Virgin Group founder Richard Branson is teaming up with aerospace startup Boom to help build a new fleet of supersonic commercial jets that can travel at more than twice the speed of sound. The startup claims its vehicles will be able to travel from from New York to London in just 3.5 hours, with tickets costing an "affordable" price of $5,000 per seat — "the same price as business class."
The planes will be able to fly at Mach 2.2, or 1,451 miles per hour
Virgin will initially help Boom with research and development, a spokesperson for the Virgin Group told The Verge. Branson's spacecraft manufacturing company, The Spaceship Company, will provide "engineering, design and manufacturing services, flight tests, and operations" to Boom, the spokesperson said. Virgin will also have the option to buy the first 10 planes if production goes well. "Richard has long expressed interest in developing high-speed flight and building high speed flight R&D through Virgin Galactic and our manufacturing organization, The Spaceship Company," the spokesperson said.
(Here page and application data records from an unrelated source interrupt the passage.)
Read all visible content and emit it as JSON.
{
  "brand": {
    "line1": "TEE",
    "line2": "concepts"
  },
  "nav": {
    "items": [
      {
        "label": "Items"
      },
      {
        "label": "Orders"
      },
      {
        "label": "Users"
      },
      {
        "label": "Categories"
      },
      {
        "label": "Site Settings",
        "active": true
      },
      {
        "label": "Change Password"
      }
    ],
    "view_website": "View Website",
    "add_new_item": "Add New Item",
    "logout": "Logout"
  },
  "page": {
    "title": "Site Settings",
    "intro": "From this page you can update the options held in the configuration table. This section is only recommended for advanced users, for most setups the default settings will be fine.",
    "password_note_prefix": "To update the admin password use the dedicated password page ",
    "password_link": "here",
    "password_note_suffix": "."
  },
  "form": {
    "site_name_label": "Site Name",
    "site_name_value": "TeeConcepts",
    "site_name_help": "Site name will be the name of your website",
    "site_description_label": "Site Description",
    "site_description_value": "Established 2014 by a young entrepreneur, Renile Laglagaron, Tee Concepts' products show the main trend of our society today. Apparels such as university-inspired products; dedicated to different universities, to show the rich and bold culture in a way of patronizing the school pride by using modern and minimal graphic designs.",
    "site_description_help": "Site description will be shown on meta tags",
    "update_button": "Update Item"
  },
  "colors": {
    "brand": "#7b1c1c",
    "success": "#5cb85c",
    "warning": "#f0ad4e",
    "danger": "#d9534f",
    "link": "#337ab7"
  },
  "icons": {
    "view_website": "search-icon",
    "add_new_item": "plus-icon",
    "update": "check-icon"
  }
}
Boom's planes will have 40 seats total, divided into two aisles with one seat per row. They'll be able to fly at Mach 2.2 (1,451 miles per hour), more than twice as fast as modern commercial airplanes. And the vehicles will zoom at a lofty altitude of 60,000 feet, around 20,000 feet higher than the average commercial airline's cruising height. Boom hopes to test out its first plane by the end of next year.
If Boom can pull off its vision, its vehicles could be the first commercial supersonic jets to enter service after the Concorde was retired in 2003. The Concorde boasted 100 seats, but a single round-trip ticket ran upward of $10,000. Boom founder Blake Scholl says that his planes will be a more realistic option for customers. Scholl even suggested that customers could commute daily cross-country or across the Atlantic. "Imagine departing from New York at 6AM, and landing at Heathrow by 2:30PM London time," Scholl told The Guardian. "You’ll be able to make afternoon meetings, you can stay until 9:30PM, have a full productive day, and back in New York at 8PM [local time] so you can tuck your kids into bed."
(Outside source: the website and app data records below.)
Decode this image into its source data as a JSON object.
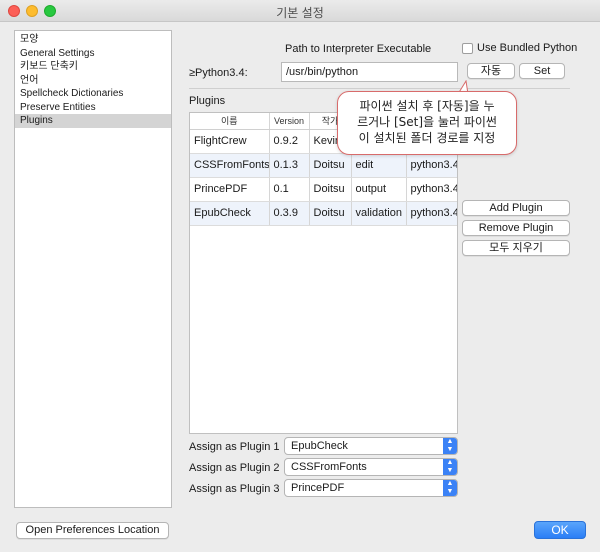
{
  "window": {
    "title": "기본 설정"
  },
  "sidebar": {
    "items": [
      {
        "label": "모양"
      },
      {
        "label": "General Settings"
      },
      {
        "label": "키보드 단축키"
      },
      {
        "label": "언어"
      },
      {
        "label": "Spellcheck Dictionaries"
      },
      {
        "label": "Preserve Entities"
      },
      {
        "label": "Plugins",
        "selected": true
      }
    ]
  },
  "interpreter": {
    "header": "Path to Interpreter Executable",
    "bundled_label": "Use Bundled Python",
    "bundled_checked": false,
    "python_label": "≥Python3.4:",
    "path_value": "/usr/bin/python",
    "auto_button": "자동",
    "set_button": "Set"
  },
  "plugins": {
    "section_title": "Plugins",
    "columns": [
      "이름",
      "Version",
      "작가",
      "",
      ""
    ],
    "rows": [
      [
        "FlightCrew",
        "0.9.2",
        "Kevin",
        "",
        ""
      ],
      [
        "CSSFromFonts",
        "0.1.3",
        "Doitsu",
        "edit",
        "python3.4"
      ],
      [
        "PrincePDF",
        "0.1",
        "Doitsu",
        "output",
        "python3.4"
      ],
      [
        "EpubCheck",
        "0.3.9",
        "Doitsu",
        "validation",
        "python3.4"
      ]
    ],
    "add_button": "Add Plugin",
    "remove_button": "Remove Plugin",
    "clear_button": "모두 지우기"
  },
  "tooltip": {
    "line1": "파이썬 설치 후 [자동]을 누",
    "line2": "르거나 [Set]을 눌러 파이썬",
    "line3": "이 설치된 폴더 경로를 지정"
  },
  "assign": [
    {
      "label": "Assign as Plugin 1",
      "value": "EpubCheck"
    },
    {
      "label": "Assign as Plugin 2",
      "value": "CSSFromFonts"
    },
    {
      "label": "Assign as Plugin 3",
      "value": "PrincePDF"
    }
  ],
  "footer": {
    "open_location_button": "Open Preferences Location",
    "ok_button": "OK"
  },
  "colors": {
    "accent": "#2a7ef6",
    "tooltip_border": "#d86b6b",
    "close": "#fc5f57",
    "minimize": "#fdbc2e",
    "maximize": "#28c840"
  }
}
The 11-person company doesn't have a prototype yet
As groundbreaking as this all sounds, Boom still has a long way to go. The 11-person company doesn't have a prototype yet and needs more investment funds to meet its testing timeline, according to The Guardian. But Scholl said he has more investors lined up, and a major European airline has signed a letter of intent to buy $3 billion-worth of the eventual supersonic jets.
Boom isn't the only group trying to bring back supersonic flights to the commercial airways. A group called Concorde Club says it has enough money to restore a Concorde jet for use in air shows and for private charters, with plans to resume flights sometime in 2019. Airbus has also filed a patent for its own supersonic jet that can supposedly go four times the speed of sound. And a Boston-based company Spike Aersospace is looking to build an $80 million supersonic jet that will be filled with embedded video displays rather than airplane windows.